Wearing appropriate and well-designed personal protective equipment (RPE and PPE) is vitally important preventive measure for reducing exposure through inhalation and skin contact. Well designed and well-made firekit can offer higher levels of protection; sometimes seemingly small details make a larger than expected difference and our staff at Hunter can show you how the small details in the products we develop and sell can make a big difference for your firefighters.
What about when the firekit becomes contaminated too?
After repeated use and exposure to toxic compounds, firekit can become a source of exposure itself, which is why it’s so important to properly clean and decontaminate it. The best practices for minimising exposure include:
- Purchase the best possible PPE and importantly only purchase care and maintenance from experienced specialist providers (remember PPE must be cared for and maintained in line with manufacturers guidance – this means trained, certified professionals using the approved methods, raw materials and chemicals).
- Properly wearing PPE and keeping it on through all phases of the fire or rescue incident.
- Removing PPE as soon as safely possible.
- Applying Decon products to the skin or PPE after every exposure at the incident ground.
- Double bagging PPE as soon as possible and changing clothing after removing PPE.
- Sending PPE for routine cleaning if appropriate and for specialist cleaning and full Decon when required (the new BS 8617 provides more detail on this in regards best practice).
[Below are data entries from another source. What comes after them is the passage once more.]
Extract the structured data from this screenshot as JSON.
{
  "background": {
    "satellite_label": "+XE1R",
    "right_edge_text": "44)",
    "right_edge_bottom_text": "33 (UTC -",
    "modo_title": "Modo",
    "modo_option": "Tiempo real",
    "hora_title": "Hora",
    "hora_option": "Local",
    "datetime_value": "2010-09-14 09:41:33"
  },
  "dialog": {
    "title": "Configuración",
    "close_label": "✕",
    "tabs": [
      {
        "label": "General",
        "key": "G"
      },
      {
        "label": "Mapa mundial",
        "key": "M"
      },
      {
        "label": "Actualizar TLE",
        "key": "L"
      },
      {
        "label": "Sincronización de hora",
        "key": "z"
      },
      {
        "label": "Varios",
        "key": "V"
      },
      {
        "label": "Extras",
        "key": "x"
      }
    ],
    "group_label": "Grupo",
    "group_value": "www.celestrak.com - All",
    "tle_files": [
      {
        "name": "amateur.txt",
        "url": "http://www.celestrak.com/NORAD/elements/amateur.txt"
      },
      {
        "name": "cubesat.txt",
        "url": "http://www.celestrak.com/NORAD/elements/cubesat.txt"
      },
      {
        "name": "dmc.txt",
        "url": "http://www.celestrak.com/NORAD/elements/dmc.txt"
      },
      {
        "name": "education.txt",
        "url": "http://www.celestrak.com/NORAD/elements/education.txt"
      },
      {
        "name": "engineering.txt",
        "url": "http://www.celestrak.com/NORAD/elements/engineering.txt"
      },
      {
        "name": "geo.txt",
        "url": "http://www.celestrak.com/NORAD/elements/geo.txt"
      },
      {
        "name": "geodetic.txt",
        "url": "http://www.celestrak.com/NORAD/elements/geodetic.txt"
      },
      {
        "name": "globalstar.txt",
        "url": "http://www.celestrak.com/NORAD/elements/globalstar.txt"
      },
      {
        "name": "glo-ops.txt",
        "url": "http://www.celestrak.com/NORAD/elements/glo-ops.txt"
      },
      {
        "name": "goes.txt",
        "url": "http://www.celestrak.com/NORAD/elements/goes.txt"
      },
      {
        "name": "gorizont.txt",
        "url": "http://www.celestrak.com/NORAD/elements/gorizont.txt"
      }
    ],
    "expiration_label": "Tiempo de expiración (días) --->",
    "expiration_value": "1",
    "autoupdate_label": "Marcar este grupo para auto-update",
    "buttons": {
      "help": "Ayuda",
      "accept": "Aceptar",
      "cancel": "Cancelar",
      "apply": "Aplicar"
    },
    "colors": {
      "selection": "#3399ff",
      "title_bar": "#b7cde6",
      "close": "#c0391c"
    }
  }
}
- Remember to Decon hard PPE as comprehensively as soft PPE.
Decontaminating Firefighter PPE
A Fema Study showed that infrequent cleaning of PPE allowed toxic compounds to accumulate, potentially exposing PPE users to carcinogens through skin contact or (less likely) inhalation. The National Fire Protection Association (NFPA) and Fire Protection Research Foundation formed a task group to identify the best procedures for cleaning PPE that has been contaminated. The group released an interim report that identifies some of the challenges related to decontaminating fire PPE, namely difficulty identifying and quantifying contaminants and determining the efficacy of decontamination products. Because of the diversity of contaminants found in smoke and building materials, it’s important to use decontamination products and processes that address them all.
D7 and Fire Incident Ground Decontamination
Researchers at Baylor University showed that compared to detergent, D7’s unique formulation is more effective at removing contaminants from firefighting PPE. The study examined 20 chemical contaminants that are frequently found on PPE, including PAHs, organophosphate esters (OPEs), and pesticides.
D7 can be applied in a number of ways, including as a foam, spray, fog, or soak. Applying the foam on-site after a fire incident using a portable sprayer can significantly reduce the risk of exposure to contaminants that soak into gear. Following up by laundering the fire kit will further reduce the risk of future exposure. D7 has been tested on a variety of materials, including those used in contemporary fire kit, and it has been shown that it will not degrade fabrics or cause them to fade. D7 can also be applied as a fog in ambulances or other appliances and vehicles to neutralise any chemicals that might have been transferred from the fire incident ground during an emergency event.
Be Proactive About Protection
Firefighter carcinogen exposure is a serious issue, and all possible steps should be taken to reduce risks. Regularly cleaning and decontaminating of fire PPE helps reduce exposure to potentially harmful chemicals. After a grueling fire event, having a product that is easy to apply helps improve compliance and also eases the burden of an already tough job. To learn more about how to use D7 for incident ground decontamination or any other contamination issue you are facing, Click Here
For information on how you can purchase D7, Click here